It's flaws are in the details of the plot, not in the broad strokes. It's in the themes and ideas of the movie, they're uncertain and subsequently the movie has to fall back on what it knows will work. It paints the hero in the most sympathetic light possible, and it works. It might be a bit pandering, but that's okay because the movie is full of solid acting and snappy dialog. We like the settlers, so by extension we want to see them live. They're just a bunch of farmers with families, and now some dickhead military colonel is going to kill them for no good reason. If you can accept that, and more or less check your more critical sensibilities at the door- there's no reason you can't enjoy Soldier.

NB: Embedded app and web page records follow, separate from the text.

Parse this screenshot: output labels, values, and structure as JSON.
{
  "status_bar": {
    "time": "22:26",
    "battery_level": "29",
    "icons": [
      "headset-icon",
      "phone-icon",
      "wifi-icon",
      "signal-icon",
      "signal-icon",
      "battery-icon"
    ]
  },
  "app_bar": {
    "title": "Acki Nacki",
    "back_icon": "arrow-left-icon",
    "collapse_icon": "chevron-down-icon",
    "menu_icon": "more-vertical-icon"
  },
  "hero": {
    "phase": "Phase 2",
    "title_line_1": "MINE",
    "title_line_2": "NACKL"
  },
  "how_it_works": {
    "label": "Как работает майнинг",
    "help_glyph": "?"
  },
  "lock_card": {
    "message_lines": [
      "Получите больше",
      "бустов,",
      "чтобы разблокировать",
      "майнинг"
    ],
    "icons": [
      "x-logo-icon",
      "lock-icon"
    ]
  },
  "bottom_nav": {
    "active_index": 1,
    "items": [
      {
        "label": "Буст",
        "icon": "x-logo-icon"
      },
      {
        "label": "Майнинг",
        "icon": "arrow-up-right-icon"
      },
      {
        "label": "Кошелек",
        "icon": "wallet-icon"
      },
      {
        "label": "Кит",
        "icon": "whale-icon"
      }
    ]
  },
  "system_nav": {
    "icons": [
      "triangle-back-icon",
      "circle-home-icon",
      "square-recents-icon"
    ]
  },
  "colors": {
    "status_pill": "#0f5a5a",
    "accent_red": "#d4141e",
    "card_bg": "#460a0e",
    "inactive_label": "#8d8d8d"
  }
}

It's a slick and action packed movie that knows what looks good. Things blow up real good, and all the action scenes have an intense energy to them that's as excited and entertaining as anything else out at the time. It's hard to try and not get caught up in the story, and root for Todd, because he's the good guy now. It's as simple as that. Sometimes simple is okay, especially without the usual moronic pitfalls of these kinds of basic movies. Soldier is one of those times that simple is okay. It's a real visual treat in high definition and features plenty of eye-catching and colorful sets to keep you engaged when things aren't being shot, stabbed, or blown up. I recommend it if you're in the mood for a simple yet fun sci-fi action flick.